======== The input
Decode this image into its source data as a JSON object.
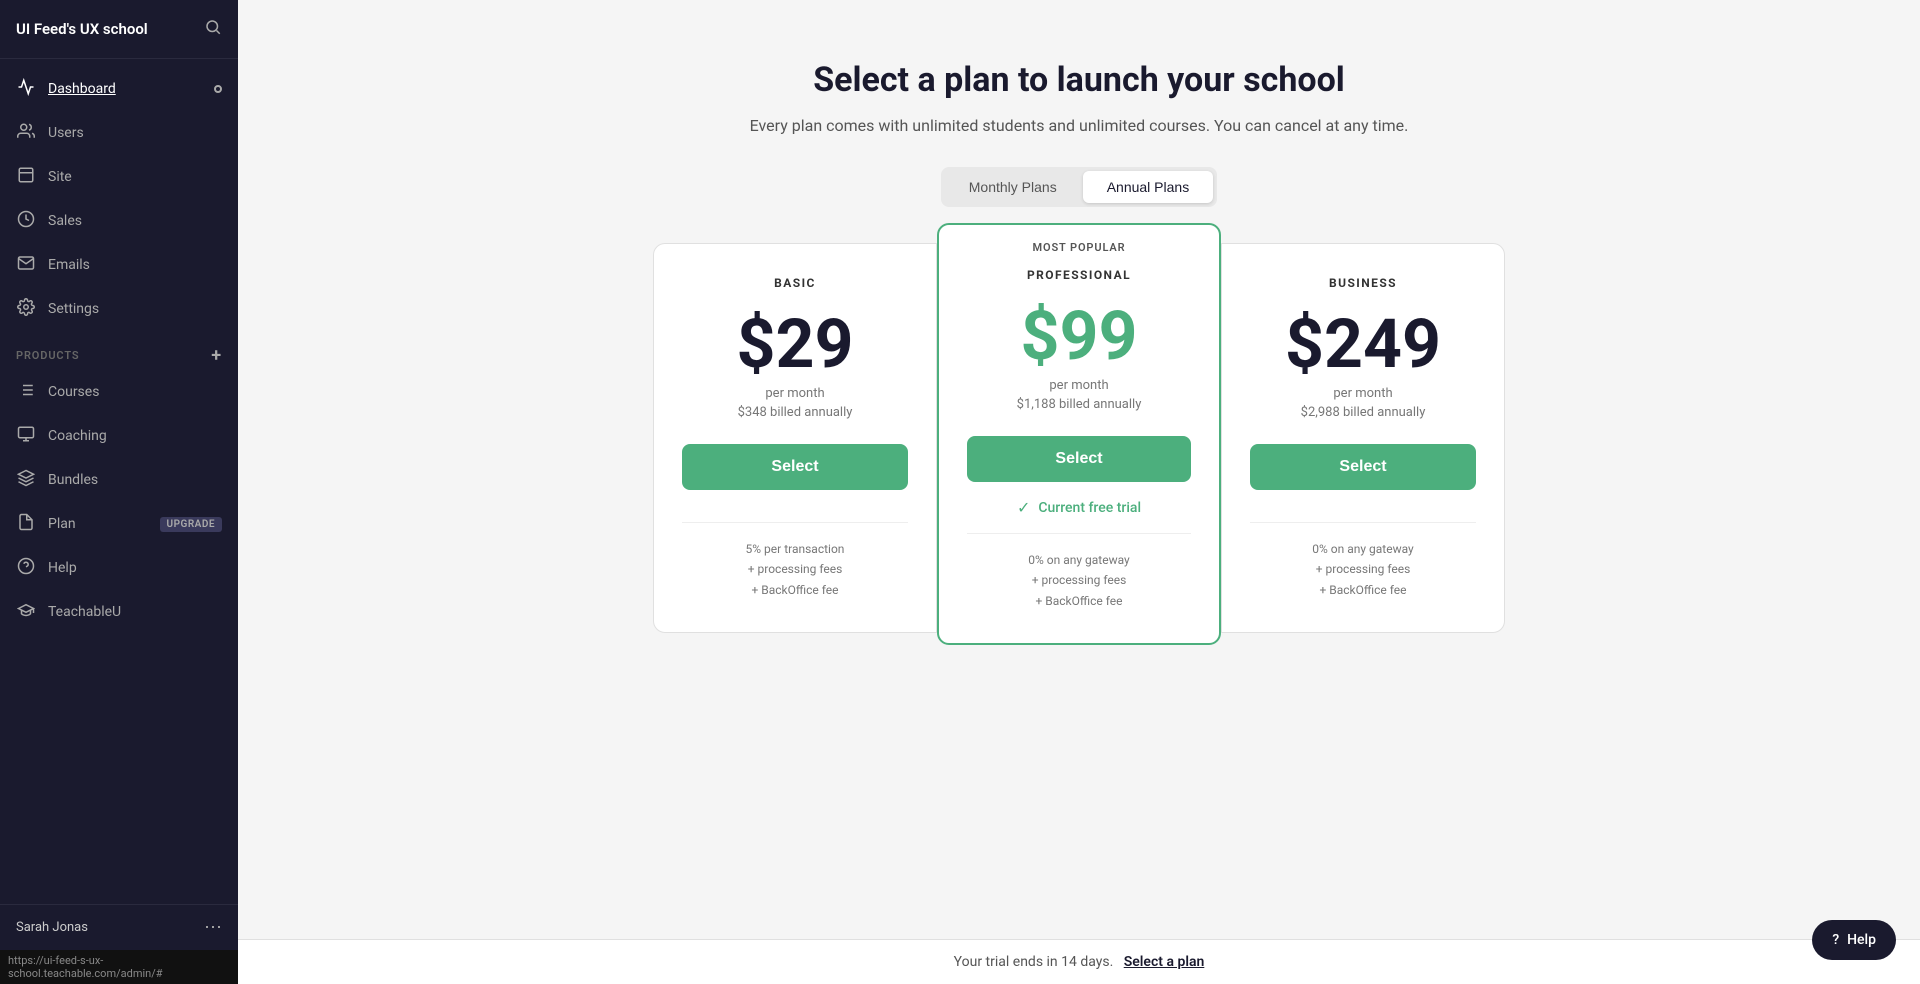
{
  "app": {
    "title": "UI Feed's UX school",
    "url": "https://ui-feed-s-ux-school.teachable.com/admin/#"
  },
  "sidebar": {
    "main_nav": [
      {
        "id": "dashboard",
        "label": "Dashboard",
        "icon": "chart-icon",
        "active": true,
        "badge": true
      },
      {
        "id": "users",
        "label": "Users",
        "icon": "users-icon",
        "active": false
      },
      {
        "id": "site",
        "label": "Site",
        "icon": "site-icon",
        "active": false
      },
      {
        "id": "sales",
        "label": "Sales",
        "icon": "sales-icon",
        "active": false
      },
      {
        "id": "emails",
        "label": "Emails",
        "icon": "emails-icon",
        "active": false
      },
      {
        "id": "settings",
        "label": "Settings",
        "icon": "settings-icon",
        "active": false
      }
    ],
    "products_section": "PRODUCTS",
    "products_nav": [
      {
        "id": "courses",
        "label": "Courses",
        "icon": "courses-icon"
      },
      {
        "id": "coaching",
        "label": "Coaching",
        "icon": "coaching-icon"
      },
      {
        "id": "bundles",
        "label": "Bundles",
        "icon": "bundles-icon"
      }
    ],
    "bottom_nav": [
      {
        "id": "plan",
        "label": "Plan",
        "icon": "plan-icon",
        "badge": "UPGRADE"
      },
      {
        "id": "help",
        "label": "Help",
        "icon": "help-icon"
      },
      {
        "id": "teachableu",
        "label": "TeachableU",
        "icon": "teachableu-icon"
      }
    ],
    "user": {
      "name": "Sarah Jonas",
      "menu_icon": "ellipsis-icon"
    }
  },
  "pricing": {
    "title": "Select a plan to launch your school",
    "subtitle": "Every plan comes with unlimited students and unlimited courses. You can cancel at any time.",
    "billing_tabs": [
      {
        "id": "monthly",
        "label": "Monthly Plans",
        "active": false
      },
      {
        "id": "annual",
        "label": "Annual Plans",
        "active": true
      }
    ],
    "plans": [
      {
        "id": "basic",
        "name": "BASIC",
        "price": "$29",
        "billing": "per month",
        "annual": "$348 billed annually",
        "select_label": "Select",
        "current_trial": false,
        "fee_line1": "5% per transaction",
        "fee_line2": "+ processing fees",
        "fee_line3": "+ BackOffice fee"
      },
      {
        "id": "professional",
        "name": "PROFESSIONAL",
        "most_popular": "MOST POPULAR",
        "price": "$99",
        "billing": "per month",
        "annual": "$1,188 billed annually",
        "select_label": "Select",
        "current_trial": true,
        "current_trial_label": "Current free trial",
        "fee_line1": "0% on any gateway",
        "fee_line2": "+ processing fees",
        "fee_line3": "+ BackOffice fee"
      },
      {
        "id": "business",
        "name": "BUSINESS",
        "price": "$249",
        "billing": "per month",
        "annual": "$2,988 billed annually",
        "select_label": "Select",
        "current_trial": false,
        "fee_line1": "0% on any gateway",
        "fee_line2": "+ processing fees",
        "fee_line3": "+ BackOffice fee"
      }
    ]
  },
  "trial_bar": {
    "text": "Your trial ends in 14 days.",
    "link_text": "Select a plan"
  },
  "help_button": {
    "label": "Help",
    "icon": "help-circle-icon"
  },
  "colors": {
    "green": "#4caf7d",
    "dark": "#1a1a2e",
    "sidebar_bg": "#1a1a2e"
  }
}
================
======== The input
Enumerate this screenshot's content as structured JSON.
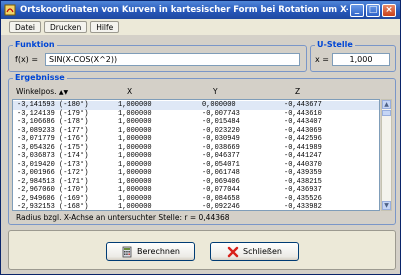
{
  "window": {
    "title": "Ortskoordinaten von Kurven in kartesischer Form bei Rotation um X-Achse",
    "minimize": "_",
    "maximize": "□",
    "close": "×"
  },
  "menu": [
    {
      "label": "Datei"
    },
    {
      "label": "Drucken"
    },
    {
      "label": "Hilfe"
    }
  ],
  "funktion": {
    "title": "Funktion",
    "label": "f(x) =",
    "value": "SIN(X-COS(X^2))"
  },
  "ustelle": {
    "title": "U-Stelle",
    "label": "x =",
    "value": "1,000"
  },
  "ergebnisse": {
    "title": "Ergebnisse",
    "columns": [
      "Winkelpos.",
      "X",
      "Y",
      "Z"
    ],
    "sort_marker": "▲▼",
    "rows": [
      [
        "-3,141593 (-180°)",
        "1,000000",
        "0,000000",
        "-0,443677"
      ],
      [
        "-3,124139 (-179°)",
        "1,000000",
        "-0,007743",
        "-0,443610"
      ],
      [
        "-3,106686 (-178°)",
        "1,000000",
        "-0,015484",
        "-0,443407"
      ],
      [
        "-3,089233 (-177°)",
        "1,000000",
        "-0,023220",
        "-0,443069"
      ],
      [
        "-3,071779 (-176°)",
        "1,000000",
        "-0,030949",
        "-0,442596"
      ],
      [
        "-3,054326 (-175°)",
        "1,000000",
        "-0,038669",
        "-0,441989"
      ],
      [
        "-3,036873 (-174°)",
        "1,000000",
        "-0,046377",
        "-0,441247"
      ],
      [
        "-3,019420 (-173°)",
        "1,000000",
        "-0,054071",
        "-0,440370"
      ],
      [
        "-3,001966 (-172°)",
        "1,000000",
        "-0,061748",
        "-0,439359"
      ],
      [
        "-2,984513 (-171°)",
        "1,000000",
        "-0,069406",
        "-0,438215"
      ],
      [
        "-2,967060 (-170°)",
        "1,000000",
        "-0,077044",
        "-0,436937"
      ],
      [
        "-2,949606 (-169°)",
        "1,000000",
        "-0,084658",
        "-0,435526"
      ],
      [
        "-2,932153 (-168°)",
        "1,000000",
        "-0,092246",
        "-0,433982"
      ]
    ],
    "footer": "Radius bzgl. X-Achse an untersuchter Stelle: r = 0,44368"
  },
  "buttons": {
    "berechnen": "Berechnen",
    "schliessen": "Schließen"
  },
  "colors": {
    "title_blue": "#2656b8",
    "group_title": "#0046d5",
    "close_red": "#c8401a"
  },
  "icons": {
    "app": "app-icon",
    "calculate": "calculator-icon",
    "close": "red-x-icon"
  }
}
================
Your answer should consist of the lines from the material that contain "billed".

        "annual": "$348 billed annually",
        "annual": "$1,188 billed annually",
        "annual": "$2,988 billed annually",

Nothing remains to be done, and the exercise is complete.